Over Thanksgiving we traveled to New York City, which was a great joy but also a continual exercise in patience: waiting for airport security lines, waiting for planes to board and deplane, waiting for crowds to move, waiting for buses and subway trains, for restaurant tables, for Stop lights and Don't Walk signs.
When packing for the trip and without a thought to the need for patience that such a trip would envitably exact, I had thrown in my backpack the unopened book Patience: How We Wait Upon the World by David Baily Harned. Reading a few pages in my hotel room each night, I barely made a start at the book but got far enough to appreciate Harned's contrast between patience as a civic virtue and patience as a spiritual virtue.

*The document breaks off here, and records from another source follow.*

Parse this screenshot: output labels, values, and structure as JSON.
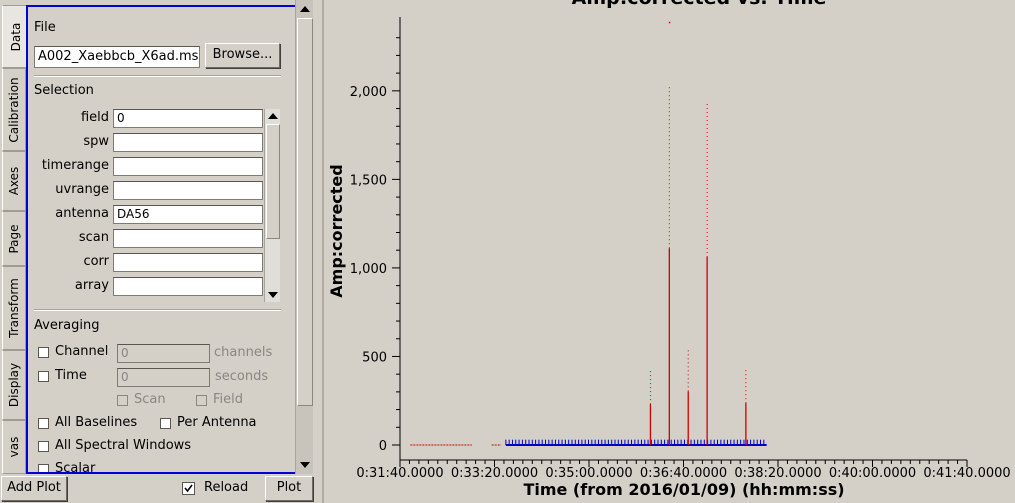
{
  "tabs": [
    "Data",
    "Calibration",
    "Axes",
    "Page",
    "Transform",
    "Display",
    "vas"
  ],
  "file": {
    "heading": "File",
    "value": "A002_Xaebbcb_X6ad.ms",
    "browse_label": "Browse..."
  },
  "selection": {
    "heading": "Selection",
    "fields": [
      {
        "label": "field",
        "value": "0"
      },
      {
        "label": "spw",
        "value": ""
      },
      {
        "label": "timerange",
        "value": ""
      },
      {
        "label": "uvrange",
        "value": ""
      },
      {
        "label": "antenna",
        "value": "DA56"
      },
      {
        "label": "scan",
        "value": ""
      },
      {
        "label": "corr",
        "value": ""
      },
      {
        "label": "array",
        "value": ""
      }
    ]
  },
  "averaging": {
    "heading": "Averaging",
    "channel": {
      "label": "Channel",
      "value": "0",
      "unit": "channels",
      "checked": false
    },
    "time": {
      "label": "Time",
      "value": "0",
      "unit": "seconds",
      "checked": false
    },
    "scan_label": "Scan",
    "field_label": "Field",
    "all_baselines": "All Baselines",
    "per_antenna": "Per Antenna",
    "all_spw": "All Spectral Windows",
    "scalar": "Scalar"
  },
  "bottom": {
    "add_plot": "Add Plot",
    "reload": "Reload",
    "reload_checked": true,
    "plot": "Plot"
  },
  "colors": {
    "tab_border": "#0000d8",
    "series_red": "#d00000",
    "series_blue": "#0000c8",
    "bg": "#d4d0c8"
  },
  "chart_data": {
    "type": "scatter",
    "title": "Amp:corrected vs. Time",
    "xlabel": "Time (from 2016/01/09) (hh:mm:ss)",
    "ylabel": "Amp:corrected",
    "x_ticks": [
      "0:31:40.0000",
      "0:33:20.0000",
      "0:35:00.0000",
      "0:36:40.0000",
      "0:38:20.0000",
      "0:40:00.0000",
      "0:41:40.0000"
    ],
    "x_range_seconds": [
      1900,
      2500
    ],
    "y_ticks": [
      "0",
      "500",
      "1,000",
      "1,500",
      "2,000"
    ],
    "y_tick_values": [
      0,
      500,
      1000,
      1500,
      2000
    ],
    "y_range": [
      -30,
      2400
    ],
    "grid": false,
    "series": [
      {
        "color": "#d00000",
        "segments": [
          [
            1911,
            1976
          ],
          [
            1997,
            2007
          ]
        ],
        "spikes": [
          {
            "x": 2165,
            "max": 420
          },
          {
            "x": 2185,
            "max": 2020
          },
          {
            "x": 2205,
            "max": 550
          },
          {
            "x": 2225,
            "max": 1930
          },
          {
            "x": 2266,
            "max": 430
          }
        ],
        "outlier": {
          "x": 2185,
          "y": 2390
        }
      },
      {
        "color": "#0000c8",
        "x_start": 2012,
        "x_end": 2288,
        "max": 30
      }
    ]
  }
}
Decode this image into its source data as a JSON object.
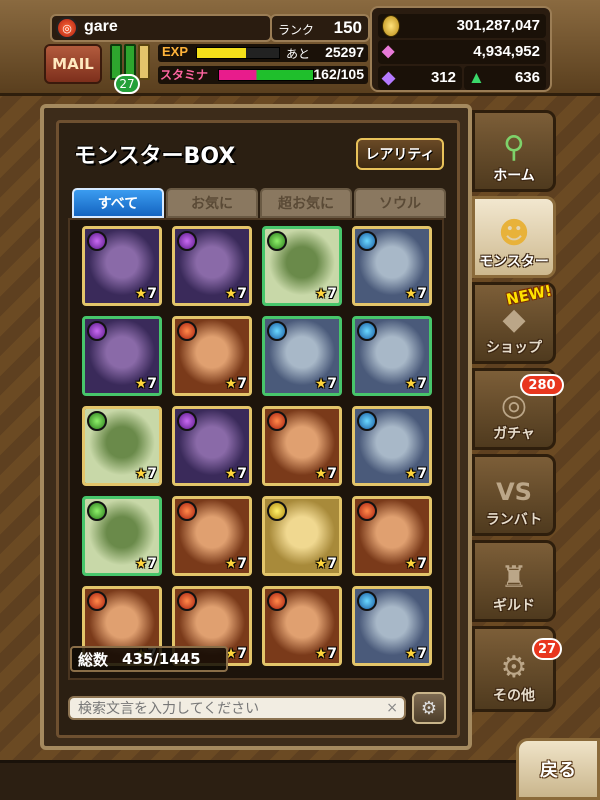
{
  "player": {
    "name": "gare",
    "rank_label": "ランク",
    "rank": "150"
  },
  "mail_label": "MAIL",
  "books_count": "27",
  "exp": {
    "label": "EXP",
    "next_label": "あと",
    "remaining": "25297",
    "fill_fraction": 0.6
  },
  "stamina": {
    "label": "スタミナ",
    "value": "162/105",
    "fill_fraction": 1.0
  },
  "currency": {
    "gold": "301,287,047",
    "crystal": "4,934,952",
    "gem": "312",
    "green": "636"
  },
  "box": {
    "title": "モンスターBOX",
    "rarity_button": "レアリティ",
    "tabs": [
      {
        "label": "すべて",
        "active": true
      },
      {
        "label": "お気に",
        "active": false
      },
      {
        "label": "超お気に",
        "active": false
      },
      {
        "label": "ソウル",
        "active": false
      }
    ],
    "count_label": "総数",
    "count_value": "435/1445",
    "search_placeholder": "検索文言を入力してください",
    "clear_symbol": "×"
  },
  "monsters": [
    {
      "element": "dark",
      "star": "★",
      "level": "7",
      "frame": "gold"
    },
    {
      "element": "dark",
      "star": "★",
      "level": "7",
      "frame": "gold"
    },
    {
      "element": "wood",
      "star": "★",
      "level": "7",
      "frame": "green"
    },
    {
      "element": "water",
      "star": "★",
      "level": "7",
      "frame": "gold"
    },
    {
      "element": "dark",
      "star": "★",
      "level": "7",
      "frame": "green"
    },
    {
      "element": "fire",
      "star": "★",
      "level": "7",
      "frame": "gold"
    },
    {
      "element": "water",
      "star": "★",
      "level": "7",
      "frame": "green"
    },
    {
      "element": "water",
      "star": "★",
      "level": "7",
      "frame": "green"
    },
    {
      "element": "wood",
      "star": "★",
      "level": "7",
      "frame": "gold"
    },
    {
      "element": "dark",
      "star": "★",
      "level": "7",
      "frame": "gold"
    },
    {
      "element": "fire",
      "star": "★",
      "level": "7",
      "frame": "gold"
    },
    {
      "element": "water",
      "star": "★",
      "level": "7",
      "frame": "gold"
    },
    {
      "element": "wood",
      "star": "★",
      "level": "7",
      "frame": "green"
    },
    {
      "element": "fire",
      "star": "★",
      "level": "7",
      "frame": "gold"
    },
    {
      "element": "light",
      "star": "★",
      "level": "7",
      "frame": "gold"
    },
    {
      "element": "fire",
      "star": "★",
      "level": "7",
      "frame": "gold"
    },
    {
      "element": "fire",
      "star": "★",
      "level": "7",
      "frame": "gold"
    },
    {
      "element": "fire",
      "star": "★",
      "level": "7",
      "frame": "gold"
    },
    {
      "element": "fire",
      "star": "★",
      "level": "7",
      "frame": "gold"
    },
    {
      "element": "water",
      "star": "★",
      "level": "7",
      "frame": "gold"
    }
  ],
  "side_menu": [
    {
      "label": "ホーム",
      "icon": "map-pin-icon"
    },
    {
      "label": "モンスター",
      "icon": "dragon-icon",
      "active": true
    },
    {
      "label": "ショップ",
      "icon": "crystal-icon",
      "tag": "NEW!"
    },
    {
      "label": "ガチャ",
      "icon": "gacha-icon",
      "badge": "280"
    },
    {
      "label": "ランバト",
      "icon": "vs-icon"
    },
    {
      "label": "ギルド",
      "icon": "castle-icon"
    },
    {
      "label": "その他",
      "icon": "gear-icon",
      "badge": "27"
    }
  ],
  "back_label": "戻る",
  "colors": {
    "accent_blue": "#1f7fe0",
    "frame_gold": "#e3c56a",
    "frame_green": "#47c66b",
    "badge_red": "#e8361e"
  }
}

Pilot: There's another plane parked at our gate, so it will be a few minutes until we can deplane. We appreciate your patience.

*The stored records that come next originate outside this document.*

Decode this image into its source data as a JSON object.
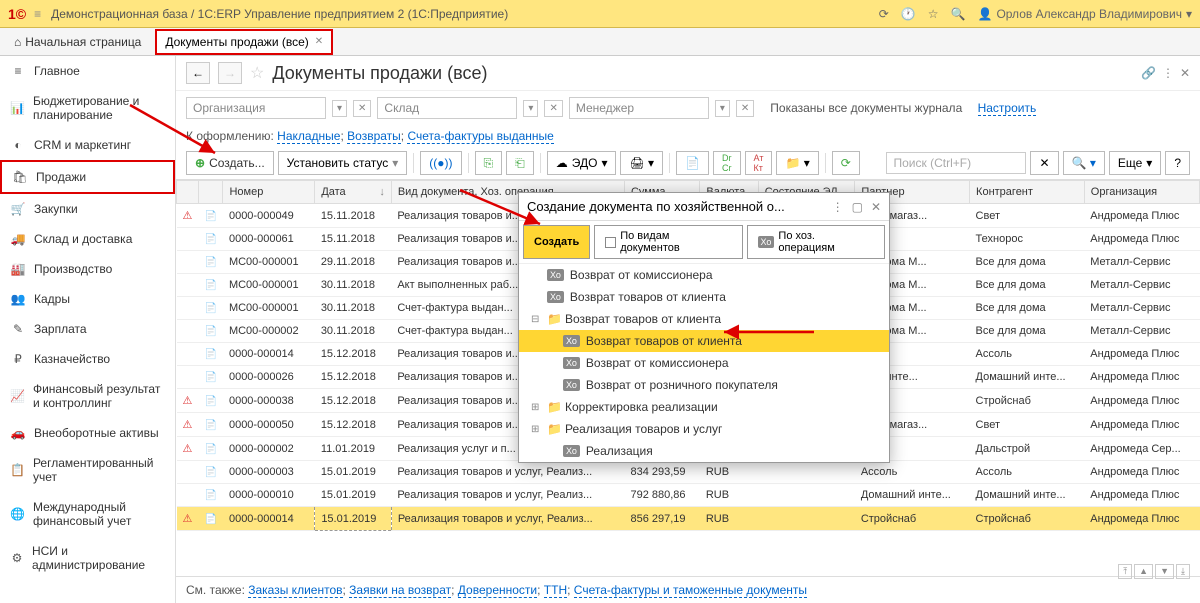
{
  "header": {
    "app_title": "Демонстрационная база / 1С:ERP Управление предприятием 2  (1С:Предприятие)",
    "user_name": "Орлов Александр Владимирович"
  },
  "tabs": {
    "home": "Начальная страница",
    "active": "Документы продажи (все)"
  },
  "sidebar": [
    {
      "icon": "≡",
      "label": "Главное"
    },
    {
      "icon": "📊",
      "label": "Бюджетирование и планирование"
    },
    {
      "icon": "◐",
      "label": "CRM и маркетинг"
    },
    {
      "icon": "🛍",
      "label": "Продажи",
      "highlighted": true
    },
    {
      "icon": "🛒",
      "label": "Закупки"
    },
    {
      "icon": "🚚",
      "label": "Склад и доставка"
    },
    {
      "icon": "🏭",
      "label": "Производство"
    },
    {
      "icon": "👥",
      "label": "Кадры"
    },
    {
      "icon": "✎",
      "label": "Зарплата"
    },
    {
      "icon": "₽",
      "label": "Казначейство"
    },
    {
      "icon": "📈",
      "label": "Финансовый результат и контроллинг"
    },
    {
      "icon": "🚗",
      "label": "Внеоборотные активы"
    },
    {
      "icon": "📋",
      "label": "Регламентированный учет"
    },
    {
      "icon": "🌐",
      "label": "Международный финансовый учет"
    },
    {
      "icon": "⚙",
      "label": "НСИ и администрирование"
    }
  ],
  "content": {
    "title": "Документы продажи (все)",
    "filters": {
      "org_placeholder": "Организация",
      "warehouse_placeholder": "Склад",
      "manager_placeholder": "Менеджер",
      "shown_text": "Показаны все документы журнала",
      "configure": "Настроить"
    },
    "pending": {
      "label": "К оформлению:",
      "links": [
        "Накладные",
        "Возвраты",
        "Счета-фактуры выданные"
      ]
    },
    "toolbar": {
      "create": "Создать...",
      "set_status": "Установить статус",
      "edo": "ЭДО",
      "search_placeholder": "Поиск (Ctrl+F)",
      "more": "Еще"
    },
    "columns": [
      "",
      "",
      "Номер",
      "Дата",
      "Вид документа, Хоз. операция",
      "Сумма",
      "Валюта",
      "Состояние ЭД",
      "Партнер",
      "Контрагент",
      "Организация"
    ],
    "rows": [
      {
        "alert": true,
        "num": "0000-000049",
        "date": "15.11.2018",
        "type": "Реализация товаров и...",
        "sum": "",
        "cur": "",
        "st": "",
        "partner": "...еть магаз...",
        "contr": "Свет",
        "org": "Андромеда Плюс"
      },
      {
        "alert": false,
        "num": "0000-000061",
        "date": "15.11.2018",
        "type": "Реализация товаров и...",
        "sum": "",
        "cur": "",
        "st": "",
        "partner": "",
        "contr": "Технорос",
        "org": "Андромеда Плюс"
      },
      {
        "alert": false,
        "num": "МС00-000001",
        "date": "29.11.2018",
        "type": "Реализация товаров и...",
        "sum": "",
        "cur": "",
        "st": "",
        "partner": "...я дома М...",
        "contr": "Все для дома",
        "org": "Металл-Сервис"
      },
      {
        "alert": false,
        "num": "МС00-000001",
        "date": "30.11.2018",
        "type": "Акт выполненных раб...",
        "sum": "",
        "cur": "",
        "st": "",
        "partner": "...я дома М...",
        "contr": "Все для дома",
        "org": "Металл-Сервис"
      },
      {
        "alert": false,
        "num": "МС00-000001",
        "date": "30.11.2018",
        "type": "Счет-фактура выдан...",
        "sum": "",
        "cur": "",
        "st": "",
        "partner": "...я дома М...",
        "contr": "Все для дома",
        "org": "Металл-Сервис"
      },
      {
        "alert": false,
        "num": "МС00-000002",
        "date": "30.11.2018",
        "type": "Счет-фактура выдан...",
        "sum": "",
        "cur": "",
        "st": "",
        "partner": "...я дома М...",
        "contr": "Все для дома",
        "org": "Металл-Сервис"
      },
      {
        "alert": false,
        "num": "0000-000014",
        "date": "15.12.2018",
        "type": "Реализация товаров и...",
        "sum": "",
        "cur": "",
        "st": "",
        "partner": "",
        "contr": "Ассоль",
        "org": "Андромеда Плюс"
      },
      {
        "alert": false,
        "num": "0000-000026",
        "date": "15.12.2018",
        "type": "Реализация товаров и...",
        "sum": "",
        "cur": "",
        "st": "",
        "partner": "...ий инте...",
        "contr": "Домашний инте...",
        "org": "Андромеда Плюс"
      },
      {
        "alert": true,
        "num": "0000-000038",
        "date": "15.12.2018",
        "type": "Реализация товаров и...",
        "sum": "",
        "cur": "",
        "st": "",
        "partner": "...наб",
        "contr": "Стройснаб",
        "org": "Андромеда Плюс"
      },
      {
        "alert": true,
        "num": "0000-000050",
        "date": "15.12.2018",
        "type": "Реализация товаров и...",
        "sum": "",
        "cur": "",
        "st": "",
        "partner": "...еть магаз...",
        "contr": "Свет",
        "org": "Андромеда Плюс"
      },
      {
        "alert": true,
        "num": "0000-000002",
        "date": "11.01.2019",
        "type": "Реализация услуг и п...",
        "sum": "",
        "cur": "",
        "st": "",
        "partner": "",
        "contr": "Дальстрой",
        "org": "Андромеда Сер..."
      },
      {
        "alert": false,
        "num": "0000-000003",
        "date": "15.01.2019",
        "type": "Реализация товаров и услуг, Реализ...",
        "sum": "834 293,59",
        "cur": "RUB",
        "st": "",
        "partner": "Ассоль",
        "contr": "Ассоль",
        "org": "Андромеда Плюс"
      },
      {
        "alert": false,
        "num": "0000-000010",
        "date": "15.01.2019",
        "type": "Реализация товаров и услуг, Реализ...",
        "sum": "792 880,86",
        "cur": "RUB",
        "st": "",
        "partner": "Домашний инте...",
        "contr": "Домашний инте...",
        "org": "Андромеда Плюс"
      },
      {
        "alert": true,
        "num": "0000-000014",
        "date": "15.01.2019",
        "type": "Реализация товаров и услуг, Реализ...",
        "sum": "856 297,19",
        "cur": "RUB",
        "st": "",
        "partner": "Стройснаб",
        "contr": "Стройснаб",
        "org": "Андромеда Плюс",
        "highlighted": true,
        "date_highlighted": true
      }
    ],
    "footer": {
      "label": "См. также:",
      "links": [
        "Заказы клиентов",
        "Заявки на возврат",
        "Доверенности",
        "ТТН",
        "Счета-фактуры и таможенные документы"
      ]
    }
  },
  "dialog": {
    "title": "Создание документа по хозяйственной о...",
    "create_btn": "Создать",
    "by_doc": "По видам документов",
    "by_op": "По хоз. операциям",
    "items": [
      {
        "type": "leaf",
        "label": "Возврат от комиссионера"
      },
      {
        "type": "leaf",
        "label": "Возврат товаров от клиента"
      },
      {
        "type": "group",
        "label": "Возврат товаров от клиента",
        "expanded": true
      },
      {
        "type": "leaf",
        "label": "Возврат товаров от клиента",
        "indent": true,
        "selected": true
      },
      {
        "type": "leaf",
        "label": "Возврат от комиссионера",
        "indent": true
      },
      {
        "type": "leaf",
        "label": "Возврат от розничного покупателя",
        "indent": true
      },
      {
        "type": "group",
        "label": "Корректировка реализации"
      },
      {
        "type": "group",
        "label": "Реализация товаров и услуг"
      },
      {
        "type": "leaf",
        "label": "Реализация",
        "indent": true
      }
    ]
  }
}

Harned writes, "Perhaps impatience is not the original human sin--though some would argue that it is--but there has been consistent agreement within the Christian tradition that impatience does not signify merely the absence of a single virtue but the erosion of them all." Quoting William Lynch, Harned suggests that "the decision to wait is one of the great human acts."